While playful activities are meant to be healthy and fun, they can also lead to serious injuries. Taking some precautions can help keep your activity safe and fun. Read through the material below for more information.
- Learn the signs of a concussion, as well as how to prevent them
- Make safe decisions in and around water
- Always wear a helmet and know the rules of the road when cycling
- Enjoy the sun safely, it’s no joke
- Learn about the risks and rewards of playing outdoors
CONCUSSIONS: Know the Signs
A hit or fall can damage your brain, so know the signs of a concussion. When in doubt, sit it out! See your healthcare provider if you think you or a loved one has suffered a concussion.
- Light sensitivity
- Noise sensitivity
- Difficulty thinking
- Feeling slowed down

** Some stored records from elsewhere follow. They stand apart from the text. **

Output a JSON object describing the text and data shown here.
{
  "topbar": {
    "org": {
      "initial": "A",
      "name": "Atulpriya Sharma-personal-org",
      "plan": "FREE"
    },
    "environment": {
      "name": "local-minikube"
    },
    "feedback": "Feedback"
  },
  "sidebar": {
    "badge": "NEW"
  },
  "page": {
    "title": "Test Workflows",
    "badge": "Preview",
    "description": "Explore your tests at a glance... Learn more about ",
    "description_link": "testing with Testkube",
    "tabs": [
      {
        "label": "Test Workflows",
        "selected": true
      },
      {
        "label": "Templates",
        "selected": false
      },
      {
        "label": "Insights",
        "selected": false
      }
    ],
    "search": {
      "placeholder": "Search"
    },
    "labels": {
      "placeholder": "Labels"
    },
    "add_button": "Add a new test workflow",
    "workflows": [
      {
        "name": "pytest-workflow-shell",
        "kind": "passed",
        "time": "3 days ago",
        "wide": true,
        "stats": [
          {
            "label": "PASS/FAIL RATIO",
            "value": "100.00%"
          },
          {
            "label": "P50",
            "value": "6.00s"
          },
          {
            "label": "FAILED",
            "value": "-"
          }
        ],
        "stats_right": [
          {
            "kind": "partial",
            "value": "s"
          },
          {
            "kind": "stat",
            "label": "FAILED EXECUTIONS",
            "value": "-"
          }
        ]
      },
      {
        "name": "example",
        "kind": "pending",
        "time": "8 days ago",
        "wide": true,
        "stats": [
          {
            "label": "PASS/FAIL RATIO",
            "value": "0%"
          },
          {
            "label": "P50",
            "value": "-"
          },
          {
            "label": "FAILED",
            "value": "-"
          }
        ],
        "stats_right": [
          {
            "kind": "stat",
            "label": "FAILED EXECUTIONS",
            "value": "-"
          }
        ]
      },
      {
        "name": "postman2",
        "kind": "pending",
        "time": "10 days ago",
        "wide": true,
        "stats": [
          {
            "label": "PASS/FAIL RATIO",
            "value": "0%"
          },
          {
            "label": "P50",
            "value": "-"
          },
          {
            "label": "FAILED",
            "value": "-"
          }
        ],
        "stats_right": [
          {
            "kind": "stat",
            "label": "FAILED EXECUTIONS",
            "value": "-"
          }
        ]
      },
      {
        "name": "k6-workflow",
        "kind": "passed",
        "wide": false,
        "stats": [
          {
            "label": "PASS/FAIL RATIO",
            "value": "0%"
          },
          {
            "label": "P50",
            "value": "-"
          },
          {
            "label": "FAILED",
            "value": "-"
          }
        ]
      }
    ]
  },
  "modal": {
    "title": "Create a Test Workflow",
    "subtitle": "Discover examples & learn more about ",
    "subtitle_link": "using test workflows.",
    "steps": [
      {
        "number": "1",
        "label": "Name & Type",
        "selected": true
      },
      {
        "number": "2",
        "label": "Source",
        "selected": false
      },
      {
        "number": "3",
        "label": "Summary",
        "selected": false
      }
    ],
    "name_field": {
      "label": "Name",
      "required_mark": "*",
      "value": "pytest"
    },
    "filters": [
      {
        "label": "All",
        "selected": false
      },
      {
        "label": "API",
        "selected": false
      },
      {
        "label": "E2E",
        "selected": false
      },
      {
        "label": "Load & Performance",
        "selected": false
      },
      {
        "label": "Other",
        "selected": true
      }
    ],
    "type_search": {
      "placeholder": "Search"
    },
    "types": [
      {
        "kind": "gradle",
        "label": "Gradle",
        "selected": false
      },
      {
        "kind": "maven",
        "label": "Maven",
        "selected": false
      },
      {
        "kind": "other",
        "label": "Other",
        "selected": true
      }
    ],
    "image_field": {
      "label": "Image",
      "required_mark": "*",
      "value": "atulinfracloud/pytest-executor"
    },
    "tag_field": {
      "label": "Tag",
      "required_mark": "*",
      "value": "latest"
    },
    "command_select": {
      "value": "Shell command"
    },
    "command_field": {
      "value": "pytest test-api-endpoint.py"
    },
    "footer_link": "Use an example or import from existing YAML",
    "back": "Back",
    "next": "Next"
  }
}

- Difficulty concentrating
- Difficulty remembering
- Difficulty falling or staying asleep
- Sleeping more or less than usual
Did you know 20-24 year olds and those over 55 have the highest drowning death rates in Ontario? Regardless of age, inexperienced, weak, or non-swimmers should always wear a lifejacket when near or in the water. Download the fact sheet below to learn more about playing safely in or around water.
people in Ontario drowned from unintentional water-related injuries in 2015*
of drownings in Ontario happen in lakes*
of boating related drownings could be prevented if lifejackets are worn*
*Source: Water Safety eNewsletter 2018
ABC’s of Water Safety
A – adult supervision (active, not distracted watching)
B – barriers (life-jackets, self-closing fence around pool)
C – classes (swim lessons and CPR)
Summer Water Safety 01-0219PS-SWS-Materials_SummerWS_FAnocrop.pdf (redcross.ca)
Backyard Pool Safety tp_ws_tipsheet_backyard_pools_en.pdf (redcross.ca)
Link to Swimming, Boating and Water Safety Tips Swimming, Boating and Water Safety Tips – Canadian Red Cross
Lifejacket and Personal Floatation Devices Lifejackets and personal flotation devices (PFDs) – Parachute (parachutecanada.org)
Water Toy Safety Tipsheet_WaterToys_2017.pdf (redcross.ca)
Cycling is a common pastime that is fun, social, healthy and great for the environment. Cycle safely by always wearing a properly fitted helmet and know the road rules wherever you are. Download the helmet fitting guide below before you or your child starts peddling and play safe.
SHARE THE ROAD
Did you know that Ontario has a law stating that motorists must leave at least 1 metre when passing a cyclist? Cycling safety requires that motorists and cyclists work together to share the road. Follow the rules of the road and be a safe and respectful driver!
If you are going to be out in the sun, stay safe by starting with these tips:
- Avoid high UV index times of day from 11am-3pm
- Seek shade when possible or bring your own like an umbrella or
- Wear clothing or wide-brimmed hat to cover as much skin as possible
- Wear sunglasses with UV protection
- Use sunscreen SPF, reapply after sweating or going in the water
Enjoy the outdoors on a sunny day is a great way to stay active, but the sun can be very dangerous if not taken seriously. Sunburns, skin cancer, and eye damage are just a few of the side effects of unprotected sun exposure. Learn the facts and play safely!
For health related information visit publichealthgreybruce.on.ca/ website Sun Safety Section
Activities for kids on Sun Safety
Working Outdoors and Sun Safety
In this module, you will learn about sun and heat safety. For many people, the chance to work outside is a big perk but it can be tough to remember to be safe in the sun. The best form of sun protection may not always be practical but using some protection is better than using none.
Active Outdoor/Risky Play
Access to active play in nature and outdoors—with its risks—is essential for healthy child development. We recommend increasing children’s opportunities for self-directed play outdoors in all settings—at home, at school, in child care, the community and nature.
In play, risk doesn’t mean courting danger—like skating on a half-frozen lake or sending a preschooler to the park alone. It means the types of play children see as thrilling and exciting, where the possibility of physical injury may exist, but they can recognize and evaluate challenges according to their own ability. It means giving children the freedom to decide how high to climb, to explore the woods, get dirty, play hide ’n seek, wander in their neighbourhoods, balance, tumble and rough-house, especially outdoors, so they can be active, build confidence, autonomy and resilience, develop skills, solve problems and learn their own limits. It’s letting kids be kids— healthier, more active kids.
Learn more by downloading this Position Statement on Active Outdoor Play prepared by 14 Canadian organizations.